Work request:
Go through the records and filter out every line lacking the word "header"; copy the lines that remain.

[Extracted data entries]
== Segment start ==

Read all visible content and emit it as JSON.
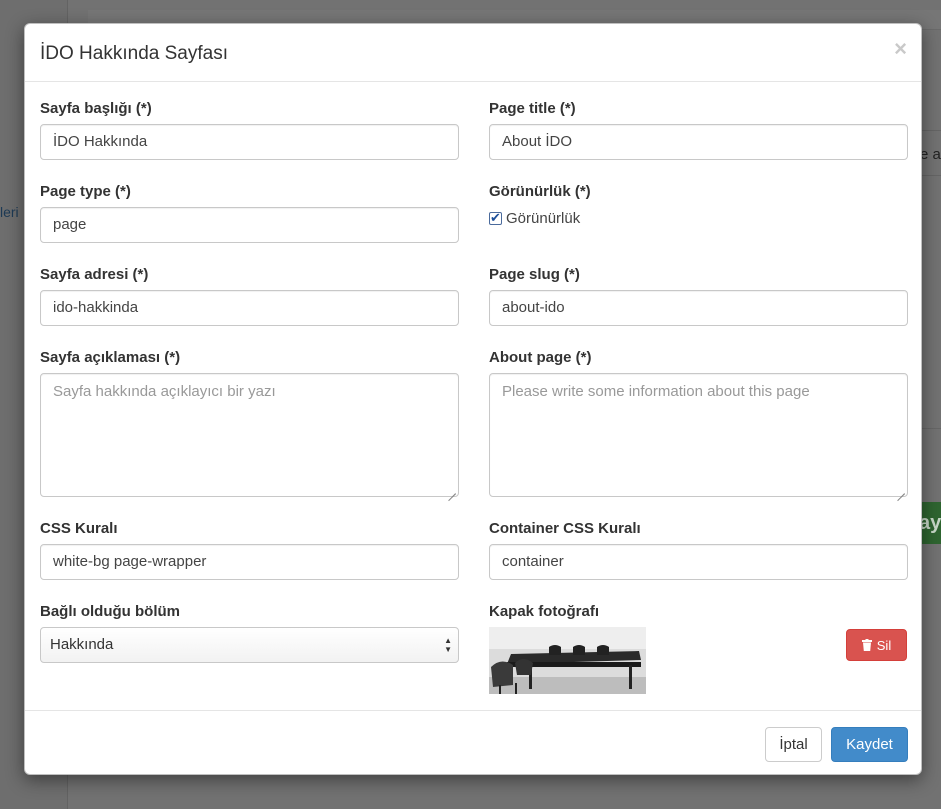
{
  "background": {
    "sidebar_text": "leri",
    "panel_text": "e a",
    "green_button_text": "ay"
  },
  "modal": {
    "title": "İDO Hakkında Sayfası",
    "close_label": "×",
    "fields": {
      "sayfa_basligi": {
        "label": "Sayfa başlığı (*)",
        "value": "İDO Hakkında"
      },
      "page_title": {
        "label": "Page title (*)",
        "value": "About İDO"
      },
      "page_type": {
        "label": "Page type (*)",
        "value": "page"
      },
      "gorunurluk": {
        "label": "Görünürlük (*)",
        "checkbox_label": "Görünürlük",
        "checked": true
      },
      "sayfa_adresi": {
        "label": "Sayfa adresi (*)",
        "value": "ido-hakkinda"
      },
      "page_slug": {
        "label": "Page slug (*)",
        "value": "about-ido"
      },
      "sayfa_aciklamasi": {
        "label": "Sayfa açıklaması (*)",
        "placeholder": "Sayfa hakkında açıklayıcı bir yazı"
      },
      "about_page": {
        "label": "About page (*)",
        "placeholder": "Please write some information about this page"
      },
      "css_kurali": {
        "label": "CSS Kuralı",
        "value": "white-bg page-wrapper"
      },
      "container_css": {
        "label": "Container CSS Kuralı",
        "value": "container"
      },
      "bagli_bolum": {
        "label": "Bağlı olduğu bölüm",
        "selected": "Hakkında"
      },
      "kapak_fotografi": {
        "label": "Kapak fotoğrafı",
        "delete_label": "Sil"
      }
    },
    "footer": {
      "cancel_label": "İptal",
      "save_label": "Kaydet"
    }
  },
  "colors": {
    "primary": "#428bca",
    "danger": "#d9534f",
    "overlay": "#727272"
  },
  "icons": {
    "close": "close-icon",
    "trash": "trash-icon",
    "select_arrows": "select-arrows-icon",
    "check": "checkmark-icon"
  }
}
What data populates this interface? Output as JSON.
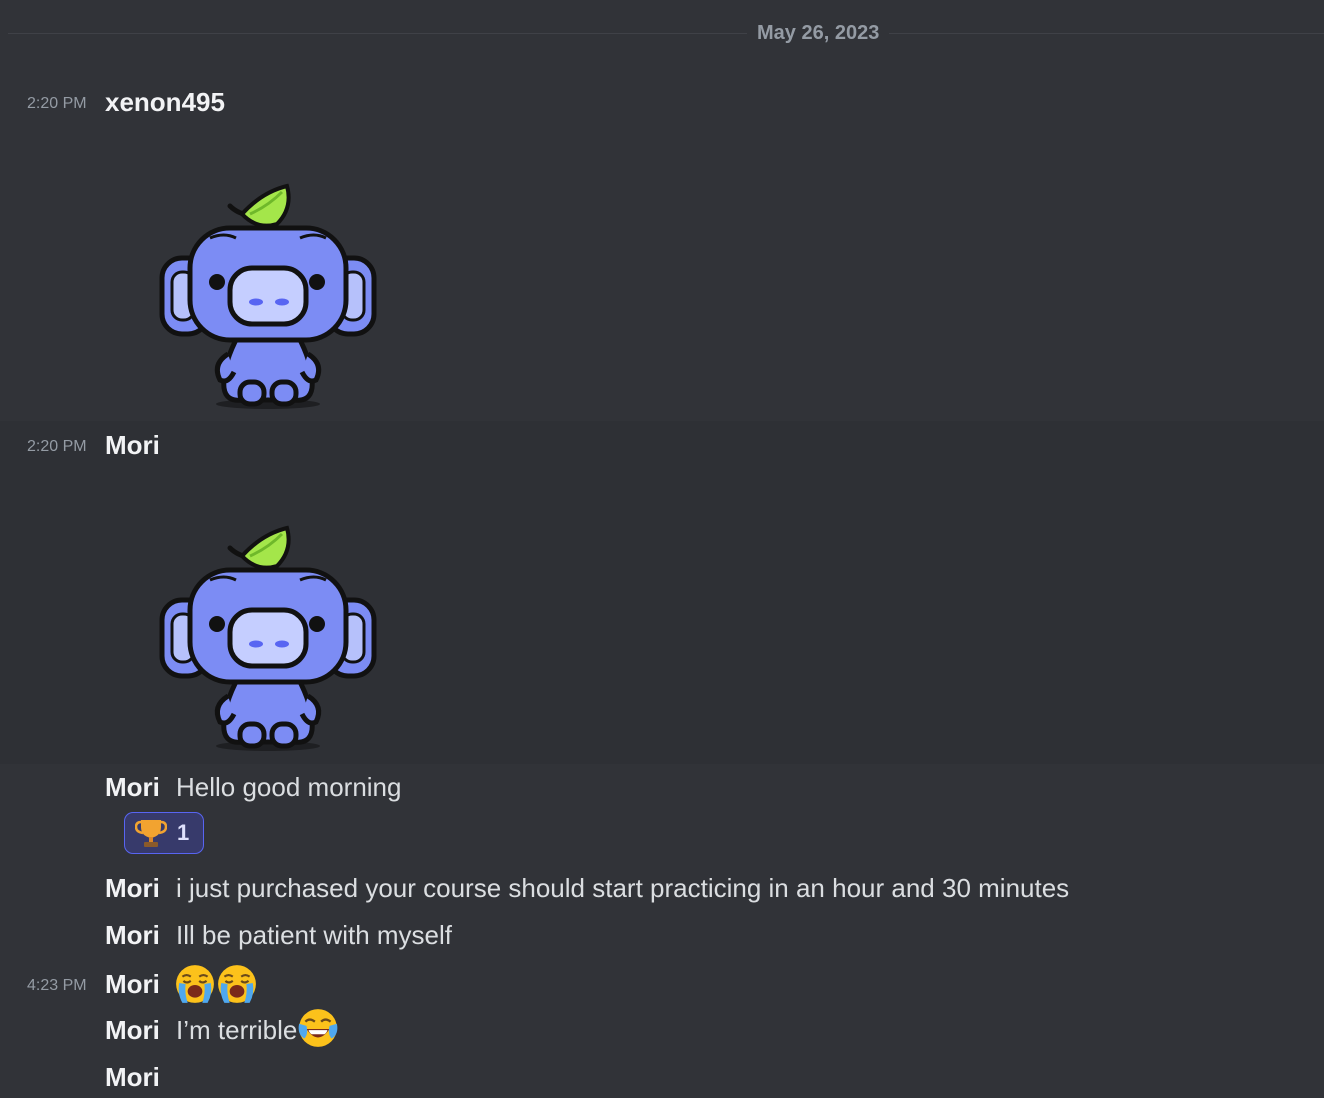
{
  "date_divider": "May 26, 2023",
  "messages": [
    {
      "timestamp": "2:20 PM",
      "author": "xenon495",
      "sticker": "wumpus-leaf-sticker"
    },
    {
      "timestamp": "2:20 PM",
      "author": "Mori",
      "sticker": "wumpus-leaf-sticker"
    },
    {
      "author": "Mori",
      "text": "Hello good morning",
      "reaction": {
        "emoji": "trophy-icon",
        "count": "1"
      }
    },
    {
      "author": "Mori",
      "text": "i just purchased your course should start practicing in an hour and 30 minutes"
    },
    {
      "author": "Mori",
      "text": "Ill be patient with myself"
    },
    {
      "timestamp": "4:23 PM",
      "author": "Mori",
      "emojis": [
        "loudly-crying-face-icon",
        "loudly-crying-face-icon"
      ]
    },
    {
      "author": "Mori",
      "text": "I’m terrible",
      "emojis": [
        "face-with-tears-of-joy-icon"
      ]
    },
    {
      "author": "Mori"
    }
  ],
  "colors": {
    "background": "#313338",
    "hover_background": "#2e3035",
    "reaction_border": "#5865f2",
    "reaction_background": "#373a6b",
    "wumpus_blue": "#7c8cf4"
  }
}
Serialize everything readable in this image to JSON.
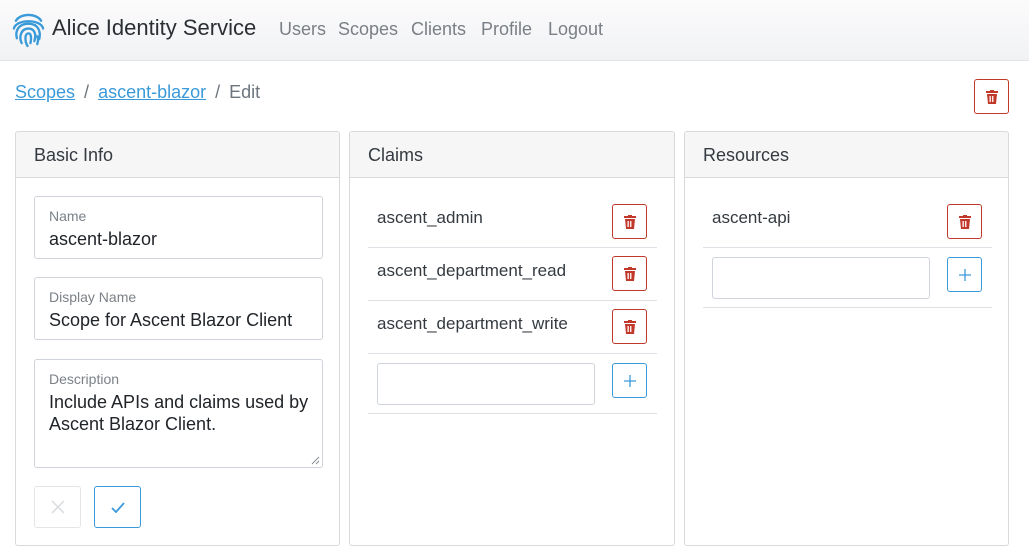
{
  "app": {
    "title": "Alice Identity Service"
  },
  "nav": {
    "users": "Users",
    "scopes": "Scopes",
    "clients": "Clients",
    "profile": "Profile",
    "logout": "Logout"
  },
  "breadcrumb": {
    "root": "Scopes",
    "item": "ascent-blazor",
    "current": "Edit",
    "separator": "/"
  },
  "colors": {
    "primary": "#3a9ad9",
    "danger": "#c0392b",
    "border": "#d7d9dc"
  },
  "basic_info": {
    "header": "Basic Info",
    "name_label": "Name",
    "name_value": "ascent-blazor",
    "display_name_label": "Display Name",
    "display_name_value": "Scope for Ascent Blazor Client",
    "description_label": "Description",
    "description_value": "Include APIs and claims used by Ascent Blazor Client."
  },
  "claims": {
    "header": "Claims",
    "items": [
      "ascent_admin",
      "ascent_department_read",
      "ascent_department_write"
    ]
  },
  "resources": {
    "header": "Resources",
    "items": [
      "ascent-api"
    ]
  },
  "icons": {
    "delete": "trash-icon",
    "add": "plus-icon",
    "cancel": "x-icon",
    "save": "check-icon",
    "logo": "fingerprint-icon"
  }
}
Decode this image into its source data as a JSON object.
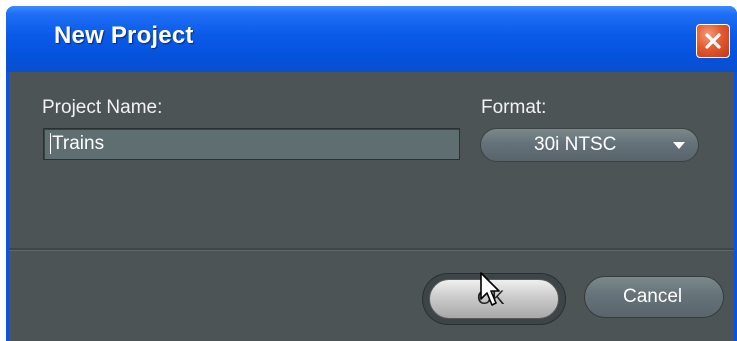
{
  "dialog": {
    "title": "New Project",
    "close_icon": "close-icon"
  },
  "form": {
    "project_name_label": "Project Name:",
    "project_name_value": "Trains",
    "format_label": "Format:",
    "format_value": "30i NTSC"
  },
  "buttons": {
    "ok_label": "OK",
    "cancel_label": "Cancel"
  },
  "colors": {
    "titlebar": "#0a5ae8",
    "panel": "#4d5456",
    "close": "#e25a2e"
  }
}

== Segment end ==

Task solution:
    "header": "Basic Info",
    "header": "Claims",
    "header": "Resources",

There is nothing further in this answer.